But wait, what
about the posts you’ve read online where folks claim to have up-
graded their HiFi system with the Harmon/Kardon speakers and it
sounds great! Google “choice-supportive bias” and “con rmation
bias”. As you’ve heard—don’t believe everything you read online!

The curves above also give clues to the major weaknesses (and complaints) about the various factory systems. Look at the differences in the two red curves (the door woofers).

2008 R56 Headunit Frequency Response

In the earlier HiFi systems, MINI tried to compensate for the poor low frequency response of the factory door speaker by artificially boosting the low frequencies coming out of the amp. This helps at low or very moderate volume, but the speaker can’t keep up at anything beyond moderate volume and begins to distort heavily, resulting in the muddy bass that so many HiFi owners are all too familiar with.

In the Harmon/Kardon system, the door woofer gets a very large boost, centered around 75Hz. The signal falls off rapidly below 75Hz. The result is the exaggerated “boomy” bass that the Harmon/Kardon system is known for. The rapid drop off below 70Hz avoids the distortion of the HiFi system, but at the expense of having no true low frequencies reproduced.

What about vehicles with the base 6-speaker systems? In these systems, the speakers are driven directly from the head unit. As you
can see below, the head unit out-puts a relatively flat signal. There is a roll-off at the high frequencies that can only be accounted for with a custom-designed system, but overall the signal is relatively usable.

The problem is a lack of power. The head unit—made for BMW/MINI by Alpine—only puts out a little over 5 volts cleanly. This translates to only about 7 watts for most aftermarket speakers. The passive crossovers in aftermarket speaker sets add impedance and increase losses even further.

While 7 watts is more than you might think, it isn’t enough to drive an aftermarket set of speakers well enough to compete with the high-noise floor of a moving vehicle.

Well-researched readers may note that there are “high-efficiency” aftermarket speaker sets available that claim to be designed specifically to work with low- power factory head units. That is true—sort of.

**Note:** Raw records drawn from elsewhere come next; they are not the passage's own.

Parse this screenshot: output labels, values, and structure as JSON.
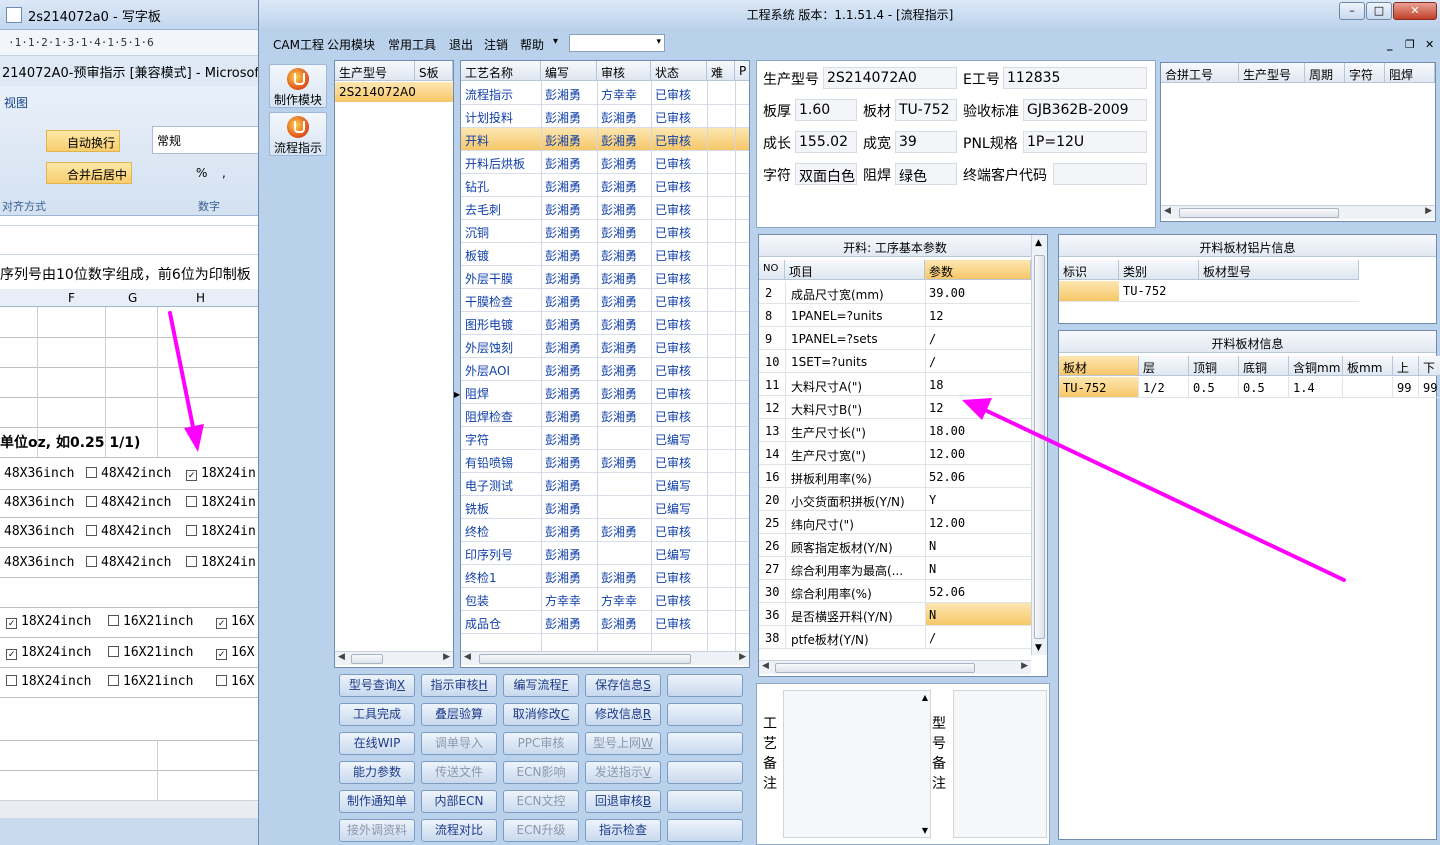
{
  "background": {
    "word_title": "2s214072a0 - 写字板",
    "ruler": "·1·1·2·1·3·1·4·1·5·1·6",
    "excel_title": "214072A0-预审指示  [兼容模式] - Microsoft E",
    "ribbon_tab": "视图",
    "btn_wrap": "自动换行",
    "btn_merge": "合并后居中",
    "format_box": "常规",
    "percent": "%",
    "comma": ",",
    "group_align": "对齐方式",
    "group_number": "数字",
    "cell_note": "序列号由10位数字组成，前6位为印制板",
    "col_headers": [
      "F",
      "G",
      "H"
    ],
    "unit_note": "单位oz, 如0.25 1/1)",
    "size_rows": [
      [
        "48X36inch",
        "48X42inch",
        "18X24in"
      ],
      [
        "48X36inch",
        "48X42inch",
        "18X24in"
      ],
      [
        "48X36inch",
        "48X42inch",
        "18X24in"
      ],
      [
        "48X36inch",
        "48X42inch",
        "18X24in"
      ]
    ],
    "size_rows2": [
      [
        "18X24inch",
        "16X21inch",
        "16X"
      ],
      [
        "18X24inch",
        "16X21inch",
        "16X"
      ],
      [
        "18X24inch",
        "16X21inch",
        "16X"
      ]
    ],
    "check_mark": "✓"
  },
  "main": {
    "title": "工程系统   版本：1.1.51.4 - [流程指示]",
    "menu": [
      "CAM工程",
      "公用模块",
      "常用工具",
      "退出",
      "注销",
      "帮助"
    ],
    "menu_more": "▾",
    "nav": [
      "制作模块",
      "流程指示"
    ],
    "model_grid": {
      "headers": [
        "生产型号",
        "S板"
      ],
      "rows": [
        "2S214072A0"
      ]
    },
    "proc_grid": {
      "headers": [
        "工艺名称",
        "编写",
        "审核",
        "状态",
        "难",
        "P"
      ],
      "selected_index": 2,
      "rows": [
        [
          "流程指示",
          "彭湘勇",
          "方幸幸",
          "已审核"
        ],
        [
          "计划投料",
          "彭湘勇",
          "彭湘勇",
          "已审核"
        ],
        [
          "开料",
          "彭湘勇",
          "彭湘勇",
          "已审核"
        ],
        [
          "开料后烘板",
          "彭湘勇",
          "彭湘勇",
          "已审核"
        ],
        [
          "钻孔",
          "彭湘勇",
          "彭湘勇",
          "已审核"
        ],
        [
          "去毛刺",
          "彭湘勇",
          "彭湘勇",
          "已审核"
        ],
        [
          "沉铜",
          "彭湘勇",
          "彭湘勇",
          "已审核"
        ],
        [
          "板镀",
          "彭湘勇",
          "彭湘勇",
          "已审核"
        ],
        [
          "外层干膜",
          "彭湘勇",
          "彭湘勇",
          "已审核"
        ],
        [
          "干膜检查",
          "彭湘勇",
          "彭湘勇",
          "已审核"
        ],
        [
          "图形电镀",
          "彭湘勇",
          "彭湘勇",
          "已审核"
        ],
        [
          "外层蚀刻",
          "彭湘勇",
          "彭湘勇",
          "已审核"
        ],
        [
          "外层AOI",
          "彭湘勇",
          "彭湘勇",
          "已审核"
        ],
        [
          "阻焊",
          "彭湘勇",
          "彭湘勇",
          "已审核"
        ],
        [
          "阻焊检查",
          "彭湘勇",
          "彭湘勇",
          "已审核"
        ],
        [
          "字符",
          "彭湘勇",
          "",
          "已编写"
        ],
        [
          "有铅喷锡",
          "彭湘勇",
          "彭湘勇",
          "已审核"
        ],
        [
          "电子测试",
          "彭湘勇",
          "",
          "已编写"
        ],
        [
          "铣板",
          "彭湘勇",
          "",
          "已编写"
        ],
        [
          "终检",
          "彭湘勇",
          "彭湘勇",
          "已审核"
        ],
        [
          "印序列号",
          "彭湘勇",
          "",
          "已编写"
        ],
        [
          "终检1",
          "彭湘勇",
          "彭湘勇",
          "已审核"
        ],
        [
          "包装",
          "方幸幸",
          "方幸幸",
          "已审核"
        ],
        [
          "成品仓",
          "彭湘勇",
          "彭湘勇",
          "已审核"
        ]
      ]
    },
    "buttons": [
      [
        {
          "label": "型号查询",
          "key": "X"
        },
        {
          "label": "指示审核",
          "key": "H"
        },
        {
          "label": "编写流程",
          "key": "F"
        },
        {
          "label": "保存信息",
          "key": "S"
        },
        {
          "label": "",
          "key": ""
        }
      ],
      [
        {
          "label": "工具完成",
          "key": ""
        },
        {
          "label": "叠层验算",
          "key": ""
        },
        {
          "label": "取消修改",
          "key": "C"
        },
        {
          "label": "修改信息",
          "key": "R"
        },
        {
          "label": "",
          "key": ""
        }
      ],
      [
        {
          "label": "在线WIP",
          "key": ""
        },
        {
          "label": "调单导入",
          "key": "",
          "dis": true
        },
        {
          "label": "PPC审核",
          "key": "",
          "dis": true
        },
        {
          "label": "型号上网",
          "key": "W",
          "dis": true
        },
        {
          "label": "",
          "key": ""
        }
      ],
      [
        {
          "label": "能力参数",
          "key": ""
        },
        {
          "label": "传送文件",
          "key": "",
          "dis": true
        },
        {
          "label": "ECN影响",
          "key": "",
          "dis": true
        },
        {
          "label": "发送指示",
          "key": "V",
          "dis": true
        },
        {
          "label": "",
          "key": ""
        }
      ],
      [
        {
          "label": "制作通知单",
          "key": ""
        },
        {
          "label": "内部ECN",
          "key": ""
        },
        {
          "label": "ECN文控",
          "key": "",
          "dis": true
        },
        {
          "label": "回退审核",
          "key": "B"
        },
        {
          "label": "",
          "key": ""
        }
      ],
      [
        {
          "label": "接外调资料",
          "key": "",
          "dis": true
        },
        {
          "label": "流程对比",
          "key": ""
        },
        {
          "label": "ECN升级",
          "key": "",
          "dis": true
        },
        {
          "label": "指示检查",
          "key": ""
        },
        {
          "label": "",
          "key": ""
        }
      ]
    ],
    "info": {
      "model_label": "生产型号",
      "model_value": "2S214072A0",
      "e_label": "E工号",
      "e_value": "112835",
      "thick_label": "板厚",
      "thick_value": "1.60",
      "mat_label": "板材",
      "mat_value": "TU-752",
      "std_label": "验收标准",
      "std_value": "GJB362B-2009",
      "len_label": "成长",
      "len_value": "155.02",
      "wid_label": "成宽",
      "wid_value": "39",
      "pnl_label": "PNL规格",
      "pnl_value": "1P=12U",
      "char_label": "字符",
      "char_value": "双面白色",
      "mask_label": "阻焊",
      "mask_value": "绿色",
      "cust_label": "终端客户代码",
      "cust_value": ""
    },
    "merge_grid": {
      "headers": [
        "合拼工号",
        "生产型号",
        "周期",
        "字符",
        "阻焊"
      ]
    },
    "params": {
      "title": "开料: 工序基本参数",
      "headers": [
        "NO",
        "项目",
        "参数"
      ],
      "selected_index": 14,
      "rows": [
        [
          "2",
          "成品尺寸宽(mm)",
          "39.00"
        ],
        [
          "8",
          "1PANEL=?units",
          "12"
        ],
        [
          "9",
          "1PANEL=?sets",
          "/"
        ],
        [
          "10",
          "1SET=?units",
          "/"
        ],
        [
          "11",
          "大料尺寸A(\")",
          "18"
        ],
        [
          "12",
          "大料尺寸B(\")",
          "12"
        ],
        [
          "13",
          "生产尺寸长(\")",
          "18.00"
        ],
        [
          "14",
          "生产尺寸宽(\")",
          "12.00"
        ],
        [
          "16",
          "拼板利用率(%)",
          "52.06"
        ],
        [
          "20",
          "小交货面积拼板(Y/N)",
          "Y"
        ],
        [
          "25",
          "纬向尺寸(\")",
          "12.00"
        ],
        [
          "26",
          "顾客指定板材(Y/N)",
          "N"
        ],
        [
          "27",
          "综合利用率为最高(...",
          "N"
        ],
        [
          "30",
          "综合利用率(%)",
          "52.06"
        ],
        [
          "36",
          "是否横竖开料(Y/N)",
          "N"
        ],
        [
          "38",
          "ptfe板材(Y/N)",
          "/"
        ]
      ]
    },
    "alu": {
      "title": "开料板材铝片信息",
      "headers": [
        "标识",
        "类别",
        "板材型号"
      ],
      "rows": [
        [
          "",
          "TU-752",
          ""
        ]
      ]
    },
    "material": {
      "title": "开料板材信息",
      "headers": [
        "板材",
        "层",
        "顶铜",
        "底铜",
        "含铜mm",
        "板mm",
        "上",
        "下"
      ],
      "rows": [
        [
          "TU-752",
          "1/2",
          "0.5",
          "0.5",
          "1.4",
          "",
          "99",
          "99"
        ]
      ]
    },
    "notes": {
      "proc_label": "工艺备注",
      "model_label": "型号备注"
    }
  },
  "colors": {
    "accent": "#ff00ff",
    "selection": "#f7c768",
    "link": "#0f3fa8"
  }
}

The missing piece is that there is a trade-off between efficiency and frequency response. Within a given set of constraints you can design a speaker that plays loudly, or that has good low frequency response, but not both.

So what does all of this mean? The bottom line is that if you want to upgrade the sound system in any MINI, you’ll need to plan on replacing (or adding) an amplifier as well as replacing the speakers. The factory head unit can remain. [There is one notable exception to this: the head unit in the R56 JCW GP2 does not output a flat signal and must be replaced or equalized when upgrading].

Use the head unit’s output signal to drive the new amplifier, and the amplifier to drive your new speakers. It’ll be more expensive and time-consuming than replacing just the speakers, but it’s the only way to get results that are better than what you started with.